Using HEInnovate is a great tool for taking stock of where an institution currently is on its journey to becoming more entrepreneurial. It challenges perceptions, initiates dialogue and encourages action.
I have facilitated group workshops across multiple institutions as well as focusing it onto just one HEI. In all cases it is remarkable how quickly the tool stimulates interaction even where all seven themes may not have relevance to all participants. The visual representation of the data makes it simple to see where key differences and similarities in perceptions exist and how diverse the views of individuals might be even from the same organisation.
Fostering an entrepreneurial spirit in a HEI presents a major challenge. It requires the ability to look at things from a new perspective while sharing and promoting a different way of thinking.
The HEInnovate workshop facilitator was very insightful and the examples and experiences she shared exemplified and supported HEInnovate principles.
Moreover, she skillfully engaged all participants, transforming a large audience into an interactive session, keeping the discussions lively, facilitating open and creative thinking. The discussions were varied, imaginative, engaging and easily transferable to our institutional and professional situation.
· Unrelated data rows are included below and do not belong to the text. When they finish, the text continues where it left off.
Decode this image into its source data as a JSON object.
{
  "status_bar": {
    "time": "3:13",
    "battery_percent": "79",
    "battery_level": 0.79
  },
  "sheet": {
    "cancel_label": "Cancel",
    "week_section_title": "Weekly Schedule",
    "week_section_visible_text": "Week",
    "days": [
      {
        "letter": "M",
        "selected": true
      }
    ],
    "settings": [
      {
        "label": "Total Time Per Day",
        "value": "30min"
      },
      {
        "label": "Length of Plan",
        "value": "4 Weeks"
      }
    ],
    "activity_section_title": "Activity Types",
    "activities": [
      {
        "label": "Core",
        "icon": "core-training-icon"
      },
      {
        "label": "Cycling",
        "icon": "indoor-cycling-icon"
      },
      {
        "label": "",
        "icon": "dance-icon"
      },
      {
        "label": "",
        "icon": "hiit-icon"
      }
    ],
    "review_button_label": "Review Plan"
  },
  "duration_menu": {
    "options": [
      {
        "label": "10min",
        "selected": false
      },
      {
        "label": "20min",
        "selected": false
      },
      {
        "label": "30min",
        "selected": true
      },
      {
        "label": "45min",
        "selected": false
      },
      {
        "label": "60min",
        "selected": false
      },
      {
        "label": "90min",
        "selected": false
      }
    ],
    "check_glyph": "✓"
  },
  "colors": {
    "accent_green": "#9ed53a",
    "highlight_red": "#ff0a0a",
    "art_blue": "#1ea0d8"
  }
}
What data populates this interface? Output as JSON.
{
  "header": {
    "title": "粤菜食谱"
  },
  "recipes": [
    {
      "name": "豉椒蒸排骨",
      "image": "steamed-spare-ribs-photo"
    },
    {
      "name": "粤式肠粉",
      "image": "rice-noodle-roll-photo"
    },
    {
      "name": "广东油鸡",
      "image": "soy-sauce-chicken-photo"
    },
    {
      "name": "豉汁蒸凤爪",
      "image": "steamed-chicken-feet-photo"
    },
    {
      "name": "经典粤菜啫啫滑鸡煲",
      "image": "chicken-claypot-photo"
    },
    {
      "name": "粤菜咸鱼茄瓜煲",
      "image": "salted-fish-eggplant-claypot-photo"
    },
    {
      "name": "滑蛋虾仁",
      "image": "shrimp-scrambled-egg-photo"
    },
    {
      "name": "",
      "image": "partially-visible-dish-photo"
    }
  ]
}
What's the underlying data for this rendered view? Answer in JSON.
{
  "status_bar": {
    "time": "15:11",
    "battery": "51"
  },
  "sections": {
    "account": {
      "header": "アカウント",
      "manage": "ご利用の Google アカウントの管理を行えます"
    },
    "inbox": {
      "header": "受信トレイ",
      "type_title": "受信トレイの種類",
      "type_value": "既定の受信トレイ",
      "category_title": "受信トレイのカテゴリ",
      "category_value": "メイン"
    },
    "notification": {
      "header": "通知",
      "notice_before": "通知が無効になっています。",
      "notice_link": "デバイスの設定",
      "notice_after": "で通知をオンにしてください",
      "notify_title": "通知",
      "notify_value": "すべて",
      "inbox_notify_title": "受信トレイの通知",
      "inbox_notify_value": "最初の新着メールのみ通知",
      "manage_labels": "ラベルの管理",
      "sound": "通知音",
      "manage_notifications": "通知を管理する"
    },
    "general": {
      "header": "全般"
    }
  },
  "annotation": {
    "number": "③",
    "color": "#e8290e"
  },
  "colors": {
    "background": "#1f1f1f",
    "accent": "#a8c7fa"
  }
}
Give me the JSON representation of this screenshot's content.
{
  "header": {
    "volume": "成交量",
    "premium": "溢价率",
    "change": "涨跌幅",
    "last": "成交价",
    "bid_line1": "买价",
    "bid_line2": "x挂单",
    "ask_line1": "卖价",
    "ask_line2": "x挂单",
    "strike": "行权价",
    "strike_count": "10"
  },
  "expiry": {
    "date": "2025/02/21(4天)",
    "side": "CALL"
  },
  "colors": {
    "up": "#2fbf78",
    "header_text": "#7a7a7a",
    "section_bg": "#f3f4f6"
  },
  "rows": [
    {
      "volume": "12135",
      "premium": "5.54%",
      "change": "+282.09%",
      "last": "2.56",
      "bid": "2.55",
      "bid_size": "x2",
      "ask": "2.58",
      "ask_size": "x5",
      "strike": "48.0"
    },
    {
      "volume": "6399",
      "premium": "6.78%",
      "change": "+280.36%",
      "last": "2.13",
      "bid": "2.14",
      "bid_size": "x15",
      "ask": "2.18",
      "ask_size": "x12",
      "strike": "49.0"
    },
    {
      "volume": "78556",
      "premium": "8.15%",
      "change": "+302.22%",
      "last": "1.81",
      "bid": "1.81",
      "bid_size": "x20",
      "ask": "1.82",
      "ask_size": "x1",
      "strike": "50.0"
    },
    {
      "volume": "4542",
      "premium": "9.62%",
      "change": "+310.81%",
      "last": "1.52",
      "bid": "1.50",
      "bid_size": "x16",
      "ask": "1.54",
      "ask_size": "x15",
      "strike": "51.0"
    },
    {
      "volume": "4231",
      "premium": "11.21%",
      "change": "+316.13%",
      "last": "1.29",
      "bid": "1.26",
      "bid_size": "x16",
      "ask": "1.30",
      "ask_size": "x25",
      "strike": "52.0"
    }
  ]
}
My role as director of the Copenhagen Innovation and Entrepreneurship Lab (CIEL) was to develop a number of entrepreneurial teaching, research and co-curricular programmes across the three major universities in Copenhagen: Copenhagen University, Technical University of Denmark and Copenhagen Business School.
I have used HEInnovate in a number of occasions to facilitate discussion among our stakeholders, such as the top-management group of rectors and vice-directors, staff and students.
I enjoy using HEInnovate because it takes a holistic approach to the development of the whole institutions and the surrounding entrepreneurial eco-system. It examines how to improve the role of all stakeholders.
The tool is very inclusive, and still it provides a framework for a structured process. The systemic approach is very important, as universities tend to divide into silos, where the different units are sub-optimising, rather than improving the overall performance.